Connected: Remote technology in mental health services finds that while the use of digital or remote care has rapidly expanded as a result of the pandemic, it needs investment to be offered safely and fairly to everyone who might benefit from it.
Produced as part of the NIHR Mental Health Policy Research Unit, the briefing summarises evidence from six studies on remote care (or ‘tele mental health’) – the use of digital and telephone technology to deliver mental health services.
The briefing says that using digital and other remote technology can improve access to mental health support for rural communities, disabled people or people needing a specialist service far from home. And it has the potential to increase access and choice in mental health care. But it also risks exacerbating inequalities for people who are digitally excluded.
The briefing finds that while digital mental health support has the potential to increase access and choice in mental health care, these new approaches require regulation and investment to ensure their safety, efficacy and accessibility.

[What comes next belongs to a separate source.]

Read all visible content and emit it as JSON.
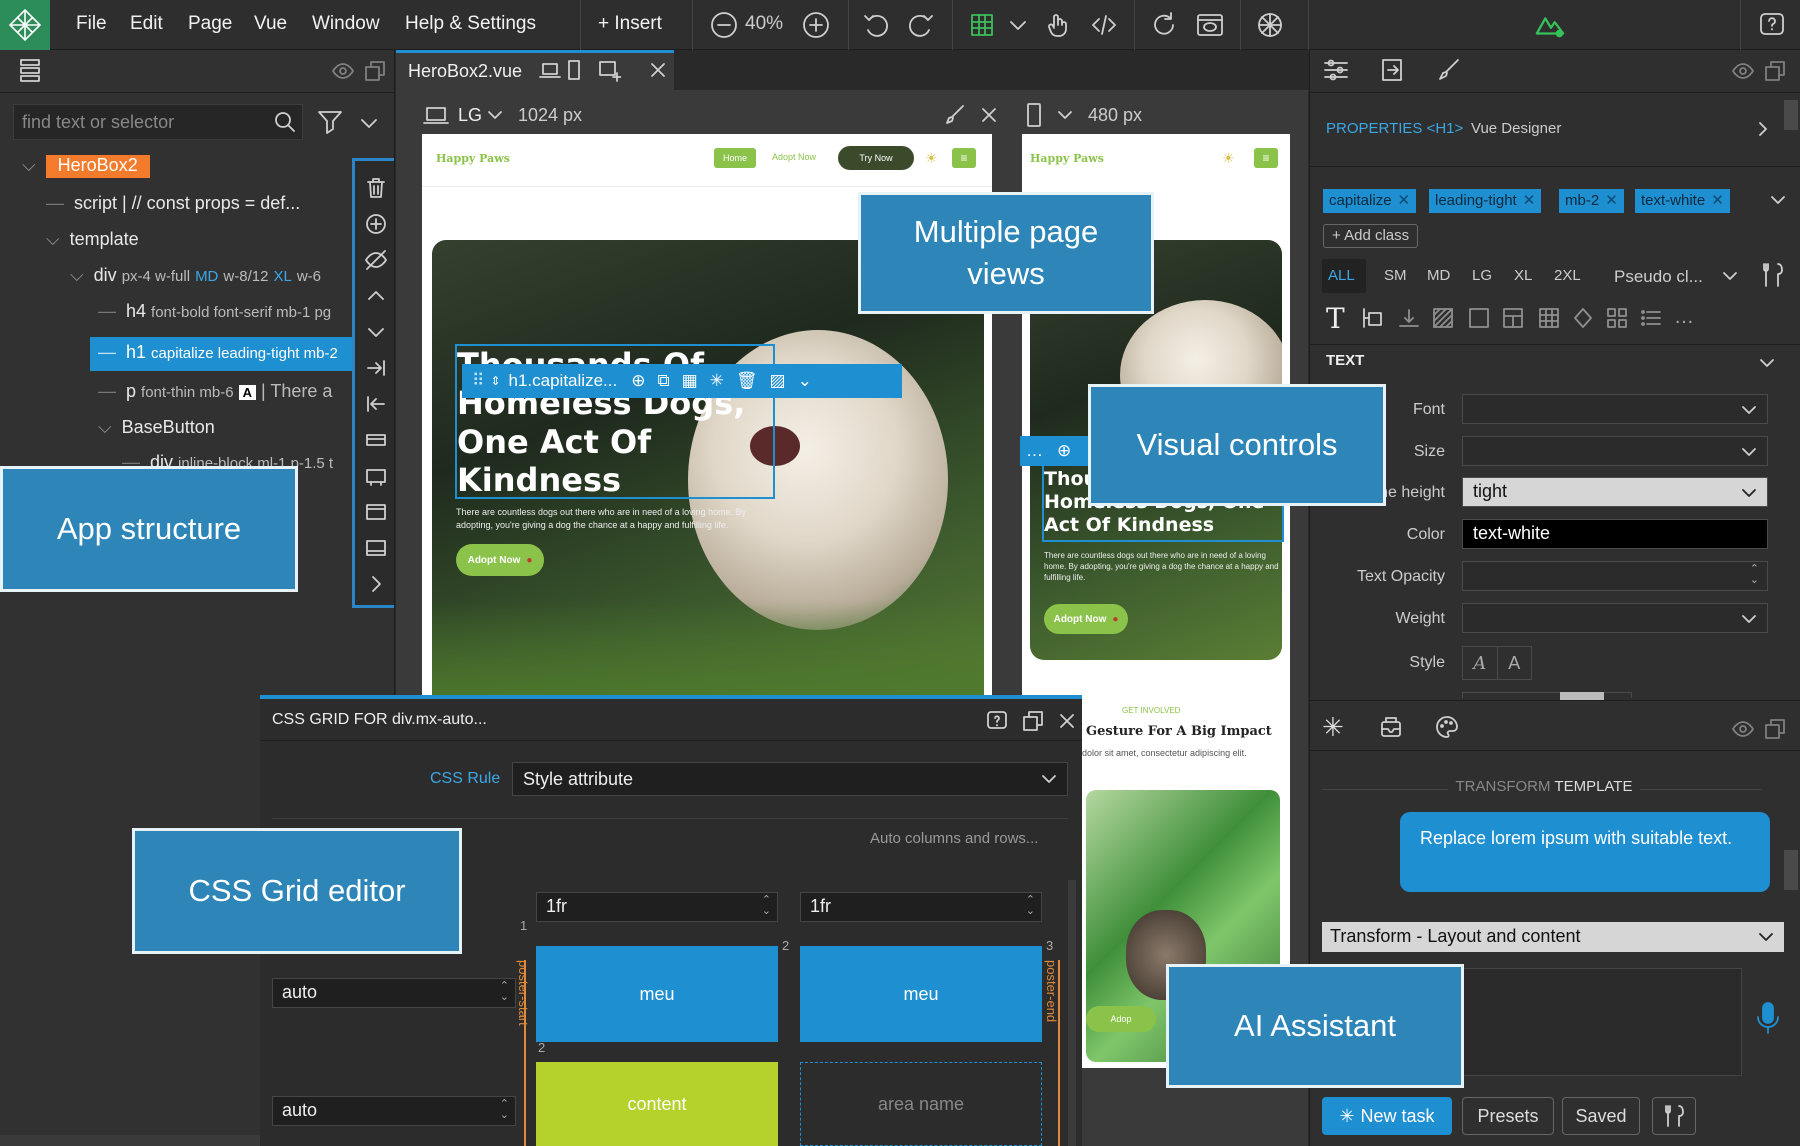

Connected also highlights the risk of digital mental health support being offered instead of face-to-face support, or being seen as a ‘cheaper alternative’ at a time of pressures on NHS spending. It says that a person’s choice over how they want to access care should be paramount, and that the use of remote care should not make it even harder for people to access face-to-face support.
The briefing calls for mental health service commissioners and providers to address digital poverty and exclusion in the use of remote care, and to provide sufficient investment so that remote care is safe and regulated.
Andy Bell, deputy chief executive at Centre for Mental Health and author of the briefing, said: “Digital mental health support can improve access and choice for people seeking mental health support. But health care providers have to invest to ensure they are offered safely and equitably – this is not a ‘cheap alternative’. Everyone must be given a choice of how they engage with services: digital offers should not make it harder for someone to access in-person support.”
Karen Machin, member of the Lived Experience Working Group for the Policy Research Unit, said: “The structural nature of inequalities and injustices can be amplified with the introduction of any new technology. Policy makers and service providers need to be alert to who might become excluded from support if they are unable or unwilling to access digital mental health support, and ensure that this doesn’t result in increasing exclusion and discrimination.”
Brynmor Lloyd-Evans, Professor of Mental Health and Social Inclusion at University College London, said: “Tele mental health offers opportunities to improve access to mental health care and will be preferable for some people in some contexts. But the principle of offering individualised care still applies: tele mental health should be an option not a default. Service user choice is paramount.”